### Exercise brief
Although the records contain pictures, repeat only the text of every line exactly.

(Component data from apps and pages)
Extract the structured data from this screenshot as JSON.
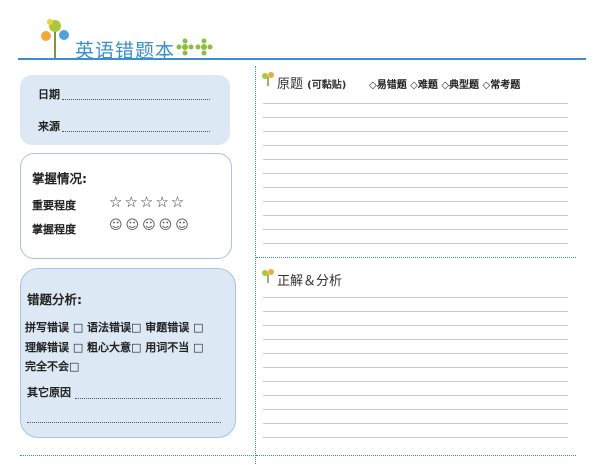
{
  "header": {
    "title": "英语错题本",
    "accent": "#3a8fcf"
  },
  "info": {
    "date_label": "日期",
    "source_label": "来源"
  },
  "mastery": {
    "title": "掌握情况:",
    "importance_label": "重要程度",
    "importance_value": "☆☆☆☆☆",
    "mastery_label": "掌握程度",
    "mastery_value": "☺☺☺☺☺"
  },
  "analysis": {
    "title": "错题分析:",
    "row1": "拼写错误 □ 语法错误□ 审题错误 □",
    "row2": "理解错误 □ 粗心大意□ 用词不当 □",
    "row3": "完全不会□",
    "other_label": "其它原因"
  },
  "original": {
    "title": "原题",
    "subtitle": "(可黏贴)",
    "options": "◇易错题 ◇难题 ◇典型题 ◇常考题"
  },
  "solution": {
    "title": "正解＆分析"
  }
}
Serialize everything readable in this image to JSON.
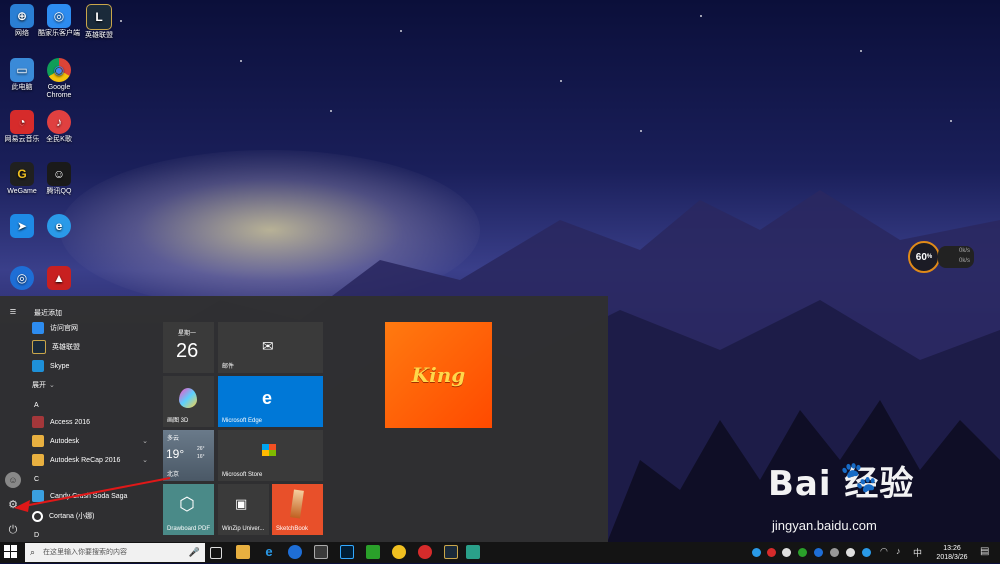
{
  "desktop": {
    "icons": [
      {
        "label": "网络",
        "color": "#2a7fd4",
        "glyph": "⊕"
      },
      {
        "label": "酷家乐客户端",
        "color": "#2d8cf0",
        "glyph": "◎"
      },
      {
        "label": "英雄联盟",
        "color": "#1a2a3a",
        "glyph": "L"
      },
      {
        "label": "此电脑",
        "color": "#3a8ad8",
        "glyph": "▭"
      },
      {
        "label": "Google Chrome",
        "color": "#e0e0e0",
        "glyph": "◉"
      },
      {
        "label": "网易云音乐",
        "color": "#d62b2b",
        "glyph": "◔"
      },
      {
        "label": "全民K歌",
        "color": "#e04040",
        "glyph": "♪"
      },
      {
        "label": "WeGame",
        "color": "#202020",
        "glyph": "G"
      },
      {
        "label": "腾讯QQ",
        "color": "#1a1a1a",
        "glyph": "☺"
      },
      {
        "label": "",
        "color": "#1e8ae6",
        "glyph": "➤"
      },
      {
        "label": "",
        "color": "#2a9ae8",
        "glyph": "e"
      },
      {
        "label": "",
        "color": "#1e6ed6",
        "glyph": "◎"
      },
      {
        "label": "",
        "color": "#c82020",
        "glyph": "▲"
      }
    ]
  },
  "speed_widget": {
    "value": "60",
    "unit": "%",
    "up": "0k/s",
    "down": "0k/s"
  },
  "start_menu": {
    "recent_header": "最近添加",
    "recent": [
      {
        "label": "访问官网",
        "color": "#2d8cf0"
      },
      {
        "label": "英雄联盟",
        "color": "#1a2a3a"
      },
      {
        "label": "Skype",
        "color": "#1e90d8"
      }
    ],
    "expand_label": "展开",
    "section_a": "A",
    "apps_a": [
      {
        "label": "Access 2016",
        "color": "#a4373a",
        "chevron": ""
      },
      {
        "label": "Autodesk",
        "color": "#e8b040",
        "chevron": "⌄"
      },
      {
        "label": "Autodesk ReCap 2016",
        "color": "#e8b040",
        "chevron": "⌄"
      }
    ],
    "section_c": "C",
    "apps_c": [
      {
        "label": "Candy Crush Soda Saga",
        "color": "#3aa0e0"
      },
      {
        "label": "Cortana (小娜)",
        "color": "#303030"
      }
    ],
    "section_d": "D",
    "tiles": {
      "calendar_day": "星期一",
      "calendar_date": "26",
      "mail": "邮件",
      "paint3d": "画图 3D",
      "edge": "Microsoft Edge",
      "weather_cond": "多云",
      "weather_temp": "19°",
      "weather_high": "26°",
      "weather_low": "16°",
      "weather_city": "北京",
      "store": "Microsoft Store",
      "drawboard": "Drawboard PDF",
      "winzip": "WinZip Univer...",
      "sketchbook": "SketchBook",
      "king": "King"
    }
  },
  "taskbar": {
    "search_placeholder": "在这里输入你要搜索的内容",
    "time": "13:26",
    "date": "2018/3/26"
  },
  "watermark": {
    "brand": "Bai  经验",
    "url": "jingyan.baidu.com"
  }
}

### Answer for the task
Extract the structured data from this screenshot as JSON.
{
  "header": {
    "title": "英语错题本",
    "accent": "#3a8fcf"
  },
  "info": {
    "date_label": "日期",
    "source_label": "来源"
  },
  "mastery": {
    "title": "掌握情况:",
    "importance_label": "重要程度",
    "importance_value": "☆☆☆☆☆",
    "mastery_label": "掌握程度",
    "mastery_value": "☺☺☺☺☺"
  },
  "analysis": {
    "title": "错题分析:",
    "row1": "拼写错误 □ 语法错误□ 审题错误 □",
    "row2": "理解错误 □ 粗心大意□ 用词不当 □",
    "row3": "完全不会□",
    "other_label": "其它原因"
  },
  "original": {
    "title": "原题",
    "subtitle": "(可黏贴)",
    "options": "◇易错题 ◇难题 ◇典型题 ◇常考题"
  },
  "solution": {
    "title": "正解＆分析"
  }
}
Serialize everything readable in this image to JSON.
{
  "desktop": {
    "icons": [
      {
        "label": "网络",
        "color": "#2a7fd4",
        "glyph": "⊕"
      },
      {
        "label": "酷家乐客户端",
        "color": "#2d8cf0",
        "glyph": "◎"
      },
      {
        "label": "英雄联盟",
        "color": "#1a2a3a",
        "glyph": "L"
      },
      {
        "label": "此电脑",
        "color": "#3a8ad8",
        "glyph": "▭"
      },
      {
        "label": "Google Chrome",
        "color": "#e0e0e0",
        "glyph": "◉"
      },
      {
        "label": "网易云音乐",
        "color": "#d62b2b",
        "glyph": "◔"
      },
      {
        "label": "全民K歌",
        "color": "#e04040",
        "glyph": "♪"
      },
      {
        "label": "WeGame",
        "color": "#202020",
        "glyph": "G"
      },
      {
        "label": "腾讯QQ",
        "color": "#1a1a1a",
        "glyph": "☺"
      },
      {
        "label": "",
        "color": "#1e8ae6",
        "glyph": "➤"
      },
      {
        "label": "",
        "color": "#2a9ae8",
        "glyph": "e"
      },
      {
        "label": "",
        "color": "#1e6ed6",
        "glyph": "◎"
      },
      {
        "label": "",
        "color": "#c82020",
        "glyph": "▲"
      }
    ]
  },
  "speed_widget": {
    "value": "60",
    "unit": "%",
    "up": "0k/s",
    "down": "0k/s"
  },
  "start_menu": {
    "recent_header": "最近添加",
    "recent": [
      {
        "label": "访问官网",
        "color": "#2d8cf0"
      },
      {
        "label": "英雄联盟",
        "color": "#1a2a3a"
      },
      {
        "label": "Skype",
        "color": "#1e90d8"
      }
    ],
    "expand_label": "展开",
    "section_a": "A",
    "apps_a": [
      {
        "label": "Access 2016",
        "color": "#a4373a",
        "chevron": ""
      },
      {
        "label": "Autodesk",
        "color": "#e8b040",
        "chevron": "⌄"
      },
      {
        "label": "Autodesk ReCap 2016",
        "color": "#e8b040",
        "chevron": "⌄"
      }
    ],
    "section_c": "C",
    "apps_c": [
      {
        "label": "Candy Crush Soda Saga",
        "color": "#3aa0e0"
      },
      {
        "label": "Cortana (小娜)",
        "color": "#303030"
      }
    ],
    "section_d": "D",
    "tiles": {
      "calendar_day": "星期一",
      "calendar_date": "26",
      "mail": "邮件",
      "paint3d": "画图 3D",
      "edge": "Microsoft Edge",
      "weather_cond": "多云",
      "weather_temp": "19°",
      "weather_high": "26°",
      "weather_low": "16°",
      "weather_city": "北京",
      "store": "Microsoft Store",
      "drawboard": "Drawboard PDF",
      "winzip": "WinZip Univer...",
      "sketchbook": "SketchBook",
      "king": "King"
    }
  },
  "taskbar": {
    "search_placeholder": "在这里输入你要搜索的内容",
    "time": "13:26",
    "date": "2018/3/26"
  },
  "watermark": {
    "brand": "Bai  经验",
    "url": "jingyan.baidu.com"
  }
}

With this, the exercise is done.